3. Flexion/Extension Exercises: Continue these only if range of motion has not returned to 100%.
4. Strengthening Exercises: Continue to increase the frequency, duration and intensity of the workout. Do a variety of activities to keep the workout interesting for you and your dog.
- Walk in tight circles, figure eights and serpentine patterns with the surgery leg closest to you.
- Hopping/Dancing – hold the front feet up (to the height of the dog’s shoulders) and walk forward and backward.
- Hold your dogs good knee up and have another person slowly walk your dog, encouraging it to use the surgery leg
- Walk or trot at a faster pace doing more hills and stairs
- Put obstacles in the yard so that your dog has to step over them. A few 2×4’s spaced a few feet apart does the trick. This forces them to re-coordinate their legs and use all four to navigate successfully.
- Tug-of-war, or backing up- only do this if your dog does not have neck or back issues.
5. Cold Packing: is not necessary unless swelling and inflammation is still present.
This should be from 6 weeks on.
1. NSAIDs: seldom used at this point.
2. Warm pack and massage: only if needed.
3. Flex/Extend exercises: only if needed.
4. Strengthening exercises: Continue gradually adding in more until the knee is functionally normal.
- Ball chasing and other “twisting/cutting” activities can be added now. Remember to start with just a few minutes of activity and watch for setbacks.
- Swimming is one of the best muscle strengthening activities for joint injuries.

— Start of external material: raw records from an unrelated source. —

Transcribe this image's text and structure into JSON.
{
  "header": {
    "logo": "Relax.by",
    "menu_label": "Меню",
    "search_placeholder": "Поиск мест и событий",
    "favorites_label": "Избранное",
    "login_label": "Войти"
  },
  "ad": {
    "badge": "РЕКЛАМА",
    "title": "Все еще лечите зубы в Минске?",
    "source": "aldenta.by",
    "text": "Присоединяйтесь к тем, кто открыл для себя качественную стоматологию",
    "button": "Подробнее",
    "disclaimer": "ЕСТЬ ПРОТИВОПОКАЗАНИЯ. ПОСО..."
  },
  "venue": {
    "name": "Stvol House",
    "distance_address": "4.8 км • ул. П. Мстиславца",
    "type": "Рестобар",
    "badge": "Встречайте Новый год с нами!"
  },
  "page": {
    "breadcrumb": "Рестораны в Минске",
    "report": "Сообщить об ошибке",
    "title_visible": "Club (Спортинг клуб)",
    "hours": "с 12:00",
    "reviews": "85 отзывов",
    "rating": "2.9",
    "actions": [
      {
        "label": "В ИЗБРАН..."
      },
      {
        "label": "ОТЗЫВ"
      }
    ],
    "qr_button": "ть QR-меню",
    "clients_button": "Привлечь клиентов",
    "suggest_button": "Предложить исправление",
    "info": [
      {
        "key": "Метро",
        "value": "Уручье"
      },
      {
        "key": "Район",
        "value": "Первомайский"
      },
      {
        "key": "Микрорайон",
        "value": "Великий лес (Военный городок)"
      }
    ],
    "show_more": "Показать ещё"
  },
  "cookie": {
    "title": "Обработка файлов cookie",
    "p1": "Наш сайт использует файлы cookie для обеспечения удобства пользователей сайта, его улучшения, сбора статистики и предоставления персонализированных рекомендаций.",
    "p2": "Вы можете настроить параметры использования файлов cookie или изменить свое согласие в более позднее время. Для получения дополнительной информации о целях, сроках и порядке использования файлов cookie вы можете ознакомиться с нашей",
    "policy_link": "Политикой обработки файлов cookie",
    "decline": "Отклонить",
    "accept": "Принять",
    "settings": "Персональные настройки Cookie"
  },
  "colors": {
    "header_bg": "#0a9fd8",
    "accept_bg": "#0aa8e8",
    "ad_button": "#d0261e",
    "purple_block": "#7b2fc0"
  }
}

Longer swims that include retrieving objects are helpful.
- Pulling exercises – consider using a harness on your dog and hooking it to a sled for some pulling exercises. Gradually add weight to the sled for a more rigorous workout. This is especially helpful if your dog is not developing as much muscle as desired. Make sure you run your dog with its head up to encourage rear leg push.
- Running can begin now, starting with shorter distances on soft non-pavement surfaces and working up to road running if desired.
- Lateral hill walking – walk across a hill with the surgery leg on the down side of the hill and zig-zag your way up the hill. While walking on the hill add in the inclines and declines.
Each dog will progress at a different rate through the stages of rehabilitation.
- Watch for setbacks. This may mean you are pushing too hard.
- If any exercises result in discomfort, stop for 24 hours, cold pack the knee and restart the activity at a lower level.
- Let us know if you are having difficulties with any of the exercises or if you feel your dog is in pain.
Remember, surgery is only the first step in returning your dog to full function. Your commitment to the rehabilitation process will have life long affect on the comfort, flexibility and strength that your dog will have in the surgery leg.